(Dataset rows for apps and sites)
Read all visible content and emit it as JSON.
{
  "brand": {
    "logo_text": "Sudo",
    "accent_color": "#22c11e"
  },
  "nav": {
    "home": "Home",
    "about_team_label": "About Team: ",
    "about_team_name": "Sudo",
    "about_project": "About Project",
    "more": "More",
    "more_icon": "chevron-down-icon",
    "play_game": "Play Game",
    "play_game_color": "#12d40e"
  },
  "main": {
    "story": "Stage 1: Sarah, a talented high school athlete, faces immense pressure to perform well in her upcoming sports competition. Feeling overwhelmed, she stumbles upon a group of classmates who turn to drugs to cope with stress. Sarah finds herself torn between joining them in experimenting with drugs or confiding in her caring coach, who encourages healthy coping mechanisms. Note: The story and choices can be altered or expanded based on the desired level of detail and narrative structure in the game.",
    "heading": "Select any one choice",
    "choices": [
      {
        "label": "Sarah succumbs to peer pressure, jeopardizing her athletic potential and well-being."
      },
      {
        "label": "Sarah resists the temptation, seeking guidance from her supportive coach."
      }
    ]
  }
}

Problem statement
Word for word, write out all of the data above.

Result of the task
Read all visible content and emit it as JSON.
{
  "brand": {
    "logo_text": "Sudo",
    "accent_color": "#22c11e"
  },
  "nav": {
    "home": "Home",
    "about_team_label": "About Team: ",
    "about_team_name": "Sudo",
    "about_project": "About Project",
    "more": "More",
    "more_icon": "chevron-down-icon",
    "play_game": "Play Game",
    "play_game_color": "#12d40e"
  },
  "main": {
    "story": "Stage 1: Sarah, a talented high school athlete, faces immense pressure to perform well in her upcoming sports competition. Feeling overwhelmed, she stumbles upon a group of classmates who turn to drugs to cope with stress. Sarah finds herself torn between joining them in experimenting with drugs or confiding in her caring coach, who encourages healthy coping mechanisms. Note: The story and choices can be altered or expanded based on the desired level of detail and narrative structure in the game.",
    "heading": "Select any one choice",
    "choices": [
      {
        "label": "Sarah succumbs to peer pressure, jeopardizing her athletic potential and well-being."
      },
      {
        "label": "Sarah resists the temptation, seeking guidance from her supportive coach."
      }
    ]
  }
}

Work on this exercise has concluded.